The Arab League fact-finding mission under way in the nation is part of a larger initiative to end security forces' attacks on peaceful protesters. Death estimates range between 5,000 to 6,000.
Residents say attacks have continued during visits by Arab League officials, but at later times.
Most shelling occurs after officials have gone back to their hotels, a resident in the besieged city of Homs said.
"They take the leaguers where they want," he said Saturday. "These are massacres. We have tens dying daily. Stores are closed ... civilian life is at a halt."
Relatives of victims of a suicide bombing in the capital and lethal clashes elsewhere buried their dead Saturday as crowds flocked to a central square in Damascus to condemn the blasts, the Syrian Arab News Agency reported.
At least 26 people died and at least 63 people were injured in the Friday blast, SANA said, with most of the casualties being civilians along with some law enforcement personnel.
The Interior Ministry has vowed to "strike with an iron fist" anyone who threatened the nation's security after the second such bombing in the capital in two weeks.

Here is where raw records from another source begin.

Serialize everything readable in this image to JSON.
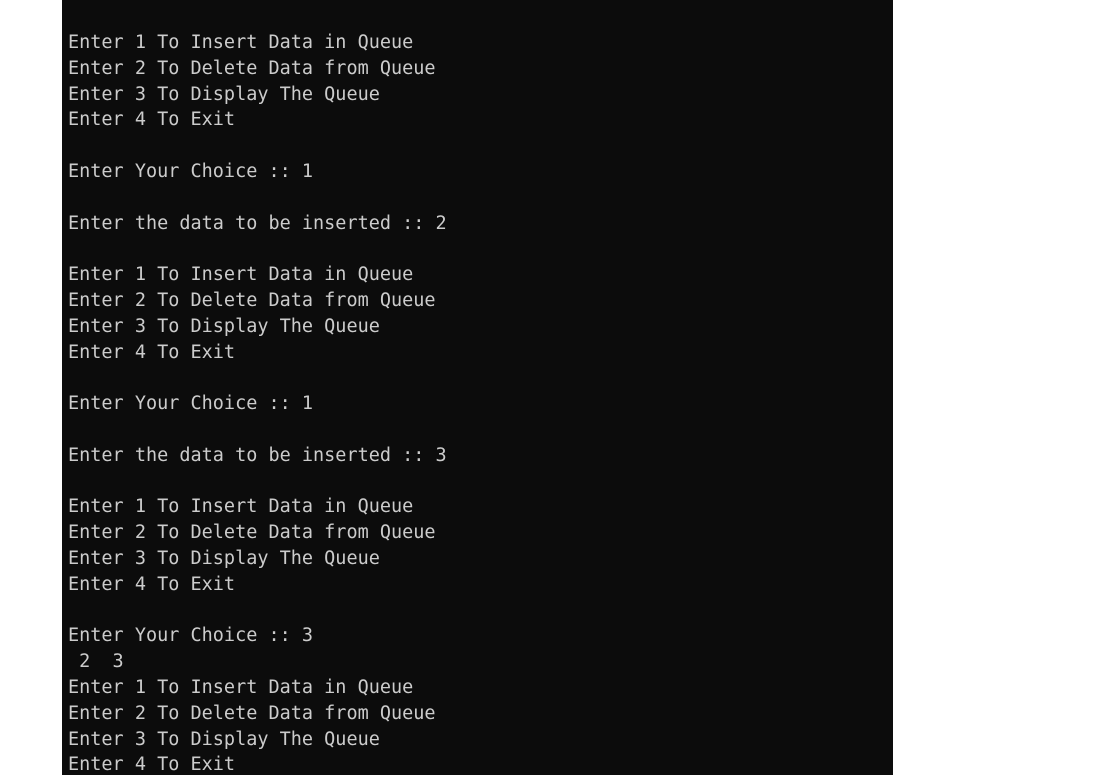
{
  "console": {
    "background": "#0c0c0c",
    "foreground": "#cccccc",
    "lines": [
      "Enter 1 To Insert Data in Queue",
      "Enter 2 To Delete Data from Queue",
      "Enter 3 To Display The Queue",
      "Enter 4 To Exit",
      "",
      "Enter Your Choice :: 1",
      "",
      "Enter the data to be inserted :: 2",
      "",
      "Enter 1 To Insert Data in Queue",
      "Enter 2 To Delete Data from Queue",
      "Enter 3 To Display The Queue",
      "Enter 4 To Exit",
      "",
      "Enter Your Choice :: 1",
      "",
      "Enter the data to be inserted :: 3",
      "",
      "Enter 1 To Insert Data in Queue",
      "Enter 2 To Delete Data from Queue",
      "Enter 3 To Display The Queue",
      "Enter 4 To Exit",
      "",
      "Enter Your Choice :: 3",
      " 2  3",
      "Enter 1 To Insert Data in Queue",
      "Enter 2 To Delete Data from Queue",
      "Enter 3 To Display The Queue",
      "Enter 4 To Exit"
    ]
  }
}
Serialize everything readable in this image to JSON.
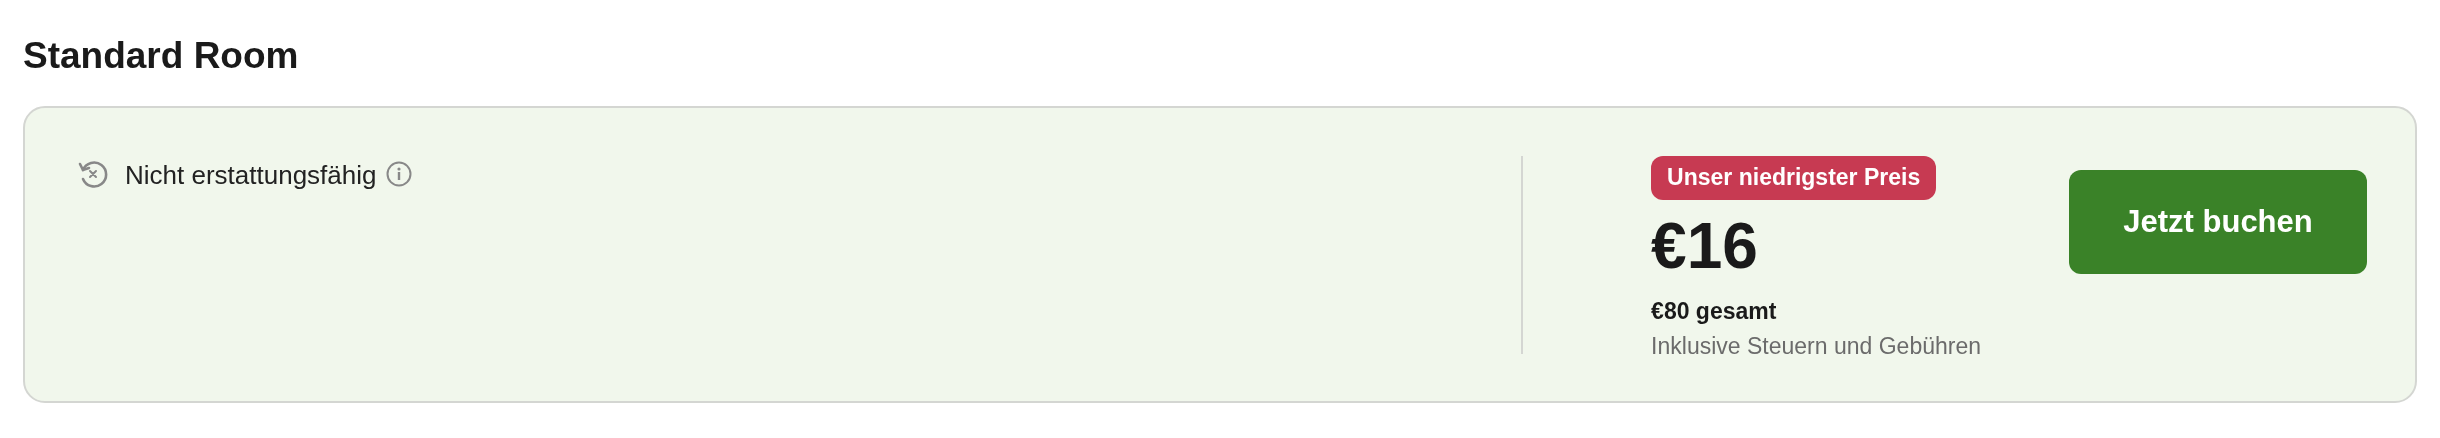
{
  "title": "Standard Room",
  "offer": {
    "policy": "Nicht erstattungsfähig",
    "badge": "Unser niedrigster Preis",
    "price": "€16",
    "total": "€80 gesamt",
    "note": "Inklusive Steuern und Gebühren",
    "button": "Jetzt buchen"
  }
}
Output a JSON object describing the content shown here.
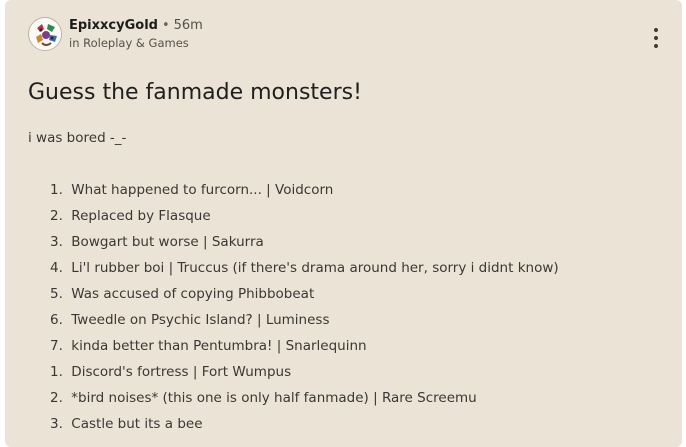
{
  "post": {
    "author": "EpixxcyGold",
    "separator": "•",
    "time": "56m",
    "community_prefix": "in",
    "community": "Roleplay & Games",
    "title": "Guess the fanmade monsters!",
    "intro": "i was bored -_-",
    "items": [
      {
        "num": "1.",
        "text": "What happened to furcorn... | Voidcorn"
      },
      {
        "num": "2.",
        "text": "Replaced by Flasque"
      },
      {
        "num": "3.",
        "text": "Bowgart but worse | Sakurra"
      },
      {
        "num": "4.",
        "text": "Li'l rubber boi | Truccus (if there's drama around her, sorry i didnt know)"
      },
      {
        "num": "5.",
        "text": "Was accused of copying Phibbobeat"
      },
      {
        "num": "6.",
        "text": "Tweedle on Psychic Island? | Luminess"
      },
      {
        "num": "7.",
        "text": "kinda better than Pentumbra! | Snarlequinn"
      },
      {
        "num": "1.",
        "text": "Discord's fortress | Fort Wumpus"
      },
      {
        "num": "2.",
        "text": "*bird noises* (this one is only half fanmade) | Rare Screemu"
      },
      {
        "num": "3.",
        "text": "Castle but its a bee"
      }
    ]
  },
  "colors": {
    "card_background": "#ebe3d5",
    "text": "#1d1d1d",
    "muted": "#55504a"
  },
  "icons": {
    "avatar": "author-avatar",
    "more": "more-options-icon"
  }
}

The government has blamed the suicide attack on terrorists while the opposition pointed fingers at the regime.